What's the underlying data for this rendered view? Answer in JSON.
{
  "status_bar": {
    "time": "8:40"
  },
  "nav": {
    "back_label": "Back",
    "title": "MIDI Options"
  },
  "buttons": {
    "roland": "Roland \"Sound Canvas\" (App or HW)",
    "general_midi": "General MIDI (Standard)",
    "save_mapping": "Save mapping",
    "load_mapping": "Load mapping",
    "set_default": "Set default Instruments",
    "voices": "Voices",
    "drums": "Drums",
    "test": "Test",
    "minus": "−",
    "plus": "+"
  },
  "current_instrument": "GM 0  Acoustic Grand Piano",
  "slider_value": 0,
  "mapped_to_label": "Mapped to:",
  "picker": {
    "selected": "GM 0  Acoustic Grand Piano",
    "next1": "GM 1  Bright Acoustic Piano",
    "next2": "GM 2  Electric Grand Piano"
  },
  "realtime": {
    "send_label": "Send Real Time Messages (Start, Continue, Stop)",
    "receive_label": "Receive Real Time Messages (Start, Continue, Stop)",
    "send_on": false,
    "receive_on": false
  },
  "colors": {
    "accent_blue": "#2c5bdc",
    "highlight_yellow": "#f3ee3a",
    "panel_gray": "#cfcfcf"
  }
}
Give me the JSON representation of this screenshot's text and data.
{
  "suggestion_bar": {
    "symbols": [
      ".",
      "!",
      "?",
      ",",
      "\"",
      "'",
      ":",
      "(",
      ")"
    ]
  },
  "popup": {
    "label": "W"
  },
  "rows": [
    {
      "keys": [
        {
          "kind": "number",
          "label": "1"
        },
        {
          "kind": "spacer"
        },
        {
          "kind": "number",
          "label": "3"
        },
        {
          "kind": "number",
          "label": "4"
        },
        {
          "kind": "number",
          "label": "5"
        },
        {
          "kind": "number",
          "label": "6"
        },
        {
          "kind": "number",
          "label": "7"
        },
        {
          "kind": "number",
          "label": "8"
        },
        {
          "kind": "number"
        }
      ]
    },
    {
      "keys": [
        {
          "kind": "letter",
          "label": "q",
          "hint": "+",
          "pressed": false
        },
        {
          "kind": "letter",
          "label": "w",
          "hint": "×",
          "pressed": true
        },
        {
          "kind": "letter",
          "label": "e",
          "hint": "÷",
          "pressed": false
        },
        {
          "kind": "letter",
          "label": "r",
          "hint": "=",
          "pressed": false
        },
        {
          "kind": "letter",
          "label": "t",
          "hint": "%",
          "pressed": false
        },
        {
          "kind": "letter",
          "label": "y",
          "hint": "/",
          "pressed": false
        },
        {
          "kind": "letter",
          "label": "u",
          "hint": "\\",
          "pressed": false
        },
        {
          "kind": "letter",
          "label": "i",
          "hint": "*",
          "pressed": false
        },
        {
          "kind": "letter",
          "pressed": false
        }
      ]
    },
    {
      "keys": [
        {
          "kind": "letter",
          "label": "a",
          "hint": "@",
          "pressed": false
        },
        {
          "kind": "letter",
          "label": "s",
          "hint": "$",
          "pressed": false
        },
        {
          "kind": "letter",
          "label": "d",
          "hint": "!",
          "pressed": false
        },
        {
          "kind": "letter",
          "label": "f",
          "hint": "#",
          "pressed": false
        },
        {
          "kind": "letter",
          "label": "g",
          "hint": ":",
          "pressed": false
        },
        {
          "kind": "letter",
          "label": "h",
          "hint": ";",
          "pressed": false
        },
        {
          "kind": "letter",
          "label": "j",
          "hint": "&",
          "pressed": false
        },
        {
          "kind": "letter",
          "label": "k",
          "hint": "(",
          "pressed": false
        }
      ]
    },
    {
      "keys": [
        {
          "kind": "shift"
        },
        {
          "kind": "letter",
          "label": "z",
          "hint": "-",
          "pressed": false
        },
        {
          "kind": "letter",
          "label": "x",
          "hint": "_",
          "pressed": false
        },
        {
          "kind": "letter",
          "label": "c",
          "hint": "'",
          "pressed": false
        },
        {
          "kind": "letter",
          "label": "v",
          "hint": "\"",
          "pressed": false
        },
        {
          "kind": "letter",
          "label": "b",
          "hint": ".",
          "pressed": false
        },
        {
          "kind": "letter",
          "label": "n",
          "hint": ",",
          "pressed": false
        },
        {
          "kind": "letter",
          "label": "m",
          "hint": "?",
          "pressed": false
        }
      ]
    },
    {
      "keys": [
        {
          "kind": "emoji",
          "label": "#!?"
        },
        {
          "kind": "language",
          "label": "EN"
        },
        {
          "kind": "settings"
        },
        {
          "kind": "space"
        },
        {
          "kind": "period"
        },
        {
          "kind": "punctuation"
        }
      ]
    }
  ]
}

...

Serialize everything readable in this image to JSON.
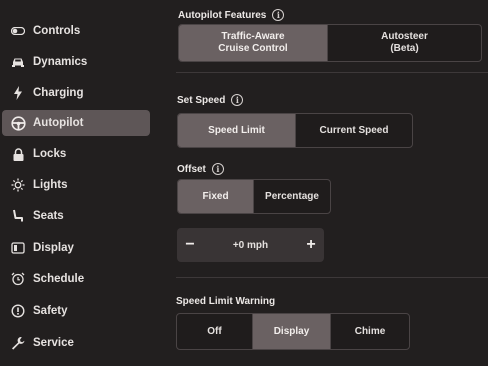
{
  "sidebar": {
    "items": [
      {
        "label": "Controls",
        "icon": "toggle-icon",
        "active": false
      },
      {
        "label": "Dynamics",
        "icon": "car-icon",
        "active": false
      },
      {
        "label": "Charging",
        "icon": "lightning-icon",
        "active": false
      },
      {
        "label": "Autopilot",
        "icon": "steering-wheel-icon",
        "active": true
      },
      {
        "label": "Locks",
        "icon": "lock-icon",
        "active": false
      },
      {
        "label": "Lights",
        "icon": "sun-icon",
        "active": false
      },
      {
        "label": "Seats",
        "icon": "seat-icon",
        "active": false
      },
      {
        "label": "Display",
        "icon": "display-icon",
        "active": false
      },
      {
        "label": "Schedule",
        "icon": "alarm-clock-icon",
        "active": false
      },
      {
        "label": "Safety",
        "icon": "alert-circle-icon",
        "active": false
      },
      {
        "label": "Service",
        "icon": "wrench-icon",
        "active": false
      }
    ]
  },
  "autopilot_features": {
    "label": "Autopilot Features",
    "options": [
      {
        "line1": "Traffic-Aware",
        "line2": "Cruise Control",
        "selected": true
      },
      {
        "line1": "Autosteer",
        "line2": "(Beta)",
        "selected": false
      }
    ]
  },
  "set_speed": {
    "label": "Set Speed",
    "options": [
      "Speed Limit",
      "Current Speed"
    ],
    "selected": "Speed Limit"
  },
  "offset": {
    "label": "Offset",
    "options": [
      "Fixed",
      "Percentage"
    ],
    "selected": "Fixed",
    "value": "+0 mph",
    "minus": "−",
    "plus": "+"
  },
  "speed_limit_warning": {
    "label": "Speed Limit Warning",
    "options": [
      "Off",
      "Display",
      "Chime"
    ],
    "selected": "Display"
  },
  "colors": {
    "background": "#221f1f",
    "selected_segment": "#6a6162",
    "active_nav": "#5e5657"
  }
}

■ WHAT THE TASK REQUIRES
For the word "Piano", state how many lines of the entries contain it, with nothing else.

■ FINAL ANSWER
4